A year after the incident in the Mexican Gulf, BP recovered a lot and escaped bankruptcy; however, the company’s share price was too low and still too far from recovery. BP had hit the bottom on June 25, 2010 with $27.02 a share but in a year’s time – in 2011 – had risen to $45.91 a share. However, this was still too low, compared to the share price on the night of the incident – $60.48 (25% above). What made things worse for shareholders was BP’s decision to sell $30 billion in assets in order to be able to pay the cleanup and victim’s compensation instalments. While selling down non-core assets meant that the company could meet its short term obligations, the shareholders would see this as damaging its longer term growth prospects.
As opposed to BP, the other companies involved in the Deepwater Horizon accident have recovered much more. Transocean, the owner of the drilling rig, which is the other most widely associated organisation with the crisis in the Mexican Gulf, fell to $75 a share in 2011, from $90 a share the year before. On the other hand Halliburton’s (the cement provider) shares rose from $30 in 2010 to $46 in 2011. Cameron International’s (the manufacturer of the blow-out preventer) shares also increased from $45 to $54 as well as the share price of Anadarko Petroleum, having 25% stake in the Macondo project, rose by $5 from $75 in 2010 to $80 in 2011.
The results above show that when a big crisis of global significance occurs, the one to blame and collect most of the negative reputation is the one that is most recognisable and the one with the “deepest pockets”. Even though many other companies were involved in the incident, the only one that was almost bankrupted was BP. Because BP is a globally known company, the focus was on it as well as the public and US Government pressure.
The next blog post in this section, will be discussing the mistakes BP made as part of its crisis communication strategy. Don’t miss it!
Mehta, N. (2012). The Image Restoration of BP. University of Houston
BP Annual Report and Form 20- F 2010, retrieved July 20, 2013 from: www.bp.com
Harlow, W. F. et al (2011). BP initial image repair strategies after the Deepwater Horizon spill. Public Relations Review, Elsevier
BP: Its 10 Biggest Shareholders – June 4, 2010 (The Telegraph); retrieved July 23, 2013 form: http://www.telegraph.co.uk/finance/newsbysector/energy/oilandgas/7802978/BP-its-10-biggest-shareholders.html
Reed, S. and Swint, B. (July 27, 2010). BP Board Backs Plan to Replace Hayward with Dudley. Bloomberg, retrieved July 23, 2013 form: http://www.bloomberg.com/news/2010-07-25/bp-said-preparing-to-replace-hayward-with-dudley-as-board-seeks-recovery.html

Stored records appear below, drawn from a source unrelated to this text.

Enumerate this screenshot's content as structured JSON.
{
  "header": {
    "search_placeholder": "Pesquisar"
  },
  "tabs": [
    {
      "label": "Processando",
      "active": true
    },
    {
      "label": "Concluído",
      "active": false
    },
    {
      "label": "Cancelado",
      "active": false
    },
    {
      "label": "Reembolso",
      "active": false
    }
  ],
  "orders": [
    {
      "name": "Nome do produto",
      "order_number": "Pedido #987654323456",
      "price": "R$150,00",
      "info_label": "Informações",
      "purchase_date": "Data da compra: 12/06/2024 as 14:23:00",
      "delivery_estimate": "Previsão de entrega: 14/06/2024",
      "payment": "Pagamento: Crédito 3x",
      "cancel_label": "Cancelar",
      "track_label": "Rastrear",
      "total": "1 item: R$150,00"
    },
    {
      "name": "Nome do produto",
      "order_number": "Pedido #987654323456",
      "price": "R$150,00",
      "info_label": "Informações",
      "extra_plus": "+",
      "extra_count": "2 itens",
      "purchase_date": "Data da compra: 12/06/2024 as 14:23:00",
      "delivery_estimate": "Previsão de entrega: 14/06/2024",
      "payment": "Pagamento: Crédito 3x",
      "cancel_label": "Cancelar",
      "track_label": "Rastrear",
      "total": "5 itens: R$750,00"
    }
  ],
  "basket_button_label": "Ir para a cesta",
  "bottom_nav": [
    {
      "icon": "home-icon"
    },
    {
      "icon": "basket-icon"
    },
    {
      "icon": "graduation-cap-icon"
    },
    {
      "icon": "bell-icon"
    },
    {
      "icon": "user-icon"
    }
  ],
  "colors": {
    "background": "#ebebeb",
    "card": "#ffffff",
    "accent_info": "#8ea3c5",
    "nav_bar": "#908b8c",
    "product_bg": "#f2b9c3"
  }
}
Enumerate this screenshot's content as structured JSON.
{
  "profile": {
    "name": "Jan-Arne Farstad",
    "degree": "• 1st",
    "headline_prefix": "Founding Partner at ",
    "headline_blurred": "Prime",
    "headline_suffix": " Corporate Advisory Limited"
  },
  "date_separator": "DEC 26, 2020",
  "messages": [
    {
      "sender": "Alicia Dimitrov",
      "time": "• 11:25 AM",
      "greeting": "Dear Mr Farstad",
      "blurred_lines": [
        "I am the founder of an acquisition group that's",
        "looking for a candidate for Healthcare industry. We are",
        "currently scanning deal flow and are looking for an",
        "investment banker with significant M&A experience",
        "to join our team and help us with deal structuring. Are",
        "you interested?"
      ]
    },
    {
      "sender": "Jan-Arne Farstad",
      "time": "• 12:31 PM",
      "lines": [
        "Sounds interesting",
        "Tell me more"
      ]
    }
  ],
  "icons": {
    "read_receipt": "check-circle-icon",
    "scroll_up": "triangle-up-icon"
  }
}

Gelsi, S. (April, 20, 2011). BP Shares Still Limping After Gulf Spill. Market Watch, retrieved July, 25, 2013 from: http://www.marketwatch.com/story/bp-shares-still-limping-after-gulf-spill-2011-04-20